Scientists defend biological reality: male and female

Two University academics have called for an emphasis on biological reality, rather than a gender fluid ideology when it comes to binary sex definitions.

Evolutionary biologist, Colin Wright, from Penn State University and developmental biologist Emma Hilton from the University of Manchester write,

It’s one thing to claim that a man can identify as a woman or vice versa. Increasingly, we see a dangerous and anti-scientific trend towards the outright denial of biological sex.

In humans, reproductive anatomy is unambiguously male or female at birth more than 99.98 per cent of the time.

No third type of sex cell exists in humans, and therefore there is no sex spectrum or additional sexes beyond male and female. Sex is binary.

They acknowledge that there are intersex individuals who display both male and female characteristics, but that “they are neither a third sex nor proof that sex is a spectrum or a social construct.”

The scientists declare that denying biological reality and supplanting it with a gender fluid ideology poses serious human rights concerns for vulnerable groups.

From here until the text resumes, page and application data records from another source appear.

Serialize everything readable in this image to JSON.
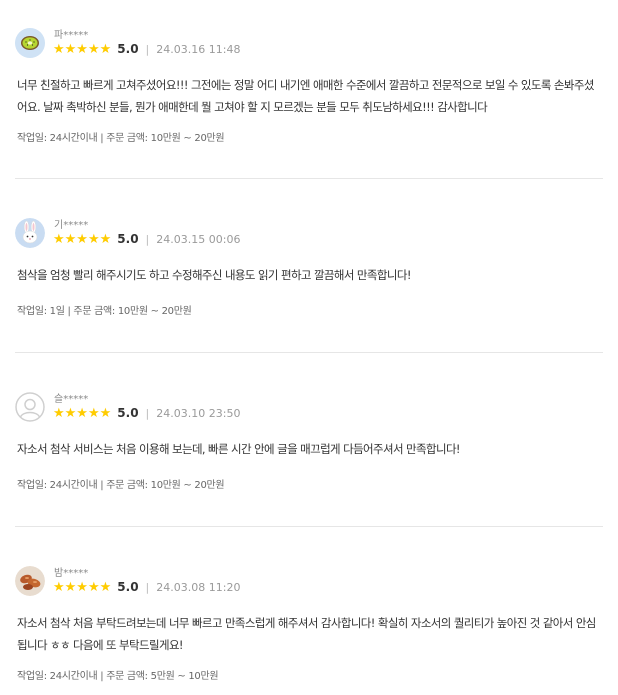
{
  "reviews": [
    {
      "nickname": "파*****",
      "avatar_icon": "kiwi-icon",
      "stars": "★★★★★",
      "score": "5.0",
      "date": "24.03.16 11:48",
      "body": "너무 친절하고 빠르게 고쳐주셨어요!!! 그전에는 정말 어디 내기엔 애매한 수준에서 깔끔하고 전문적으로 보일 수 있도록 손봐주셨어요. 날짜 촉박하신 분들, 뭔가 애매한데 뭘 고쳐야 할 지 모르겠는 분들 모두 취도남하세요!!! 감사합니다",
      "meta": "작업일: 24시간이내 | 주문 금액: 10만원 ~ 20만원"
    },
    {
      "nickname": "기*****",
      "avatar_icon": "rabbit-icon",
      "stars": "★★★★★",
      "score": "5.0",
      "date": "24.03.15 00:06",
      "body": "첨삭을 엄청 빨리 해주시기도 하고 수정해주신 내용도 읽기 편하고 깔끔해서 만족합니다!",
      "meta": "작업일: 1일 | 주문 금액: 10만원 ~ 20만원"
    },
    {
      "nickname": "슬*****",
      "avatar_icon": "default-user-icon",
      "stars": "★★★★★",
      "score": "5.0",
      "date": "24.03.10 23:50",
      "body": "자소서 첨삭 서비스는 처음 이용해 보는데, 빠른 시간 안에 글을 매끄럽게 다듬어주셔서 만족합니다!",
      "meta": "작업일: 24시간이내 | 주문 금액: 10만원 ~ 20만원"
    },
    {
      "nickname": "밤*****",
      "avatar_icon": "food-photo-icon",
      "stars": "★★★★★",
      "score": "5.0",
      "date": "24.03.08 11:20",
      "body": "자소서 첨삭 처음 부탁드려보는데 너무 빠르고 만족스럽게 해주셔서 감사합니다! 확실히 자소서의 퀄리티가 높아진 것 같아서 안심됩니다 ㅎㅎ 다음에 또 부탁드릴게요!",
      "meta": "작업일: 24시간이내 | 주문 금액: 5만원 ~ 10만원"
    }
  ],
  "colors": {
    "star": "#ffcc00",
    "divider": "#e6e6e6",
    "muted": "#9a9a9a"
  }
}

They point out biology, not ideology, is essential for protecting women, homosexuals and children.

Women’s issues and spaces, places in sport and equality in the workplace depend on biological definitions of sex.

Homosexuality can only be defined by biology and becomes meaningless if gender is fluid.

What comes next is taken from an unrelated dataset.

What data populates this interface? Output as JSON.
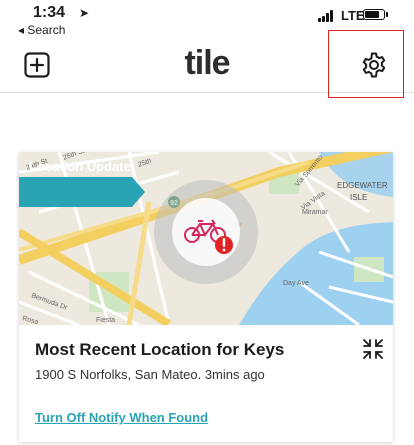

Regarding the important issue of children they say,

Those most vulnerable to sex denialism are children. When they’re taught that sex is grounded in identity instead of biology, sex categories can easily become conflated with regressive stereotypes of masculinity and femininity. Masculine girls and feminine boys may become confused about their own sex. The dramatic rise of “gender dysphoric” adolescents — especially young girls — in clinics likely reflects this new cultural confusion.

As scientists, their final appeal is powerful and must be heeded,

The time for politeness on this issue has passed. Biologists and medical professionals need to stand up for the empirical reality of biological sex. When authoritative scientific institutions ignore or deny empirical fact in the name of social accommodation, it is an egregious betrayal to the scientific community they represent. It undermines public trust in science, and it is dangerously harmful to those most vulnerable.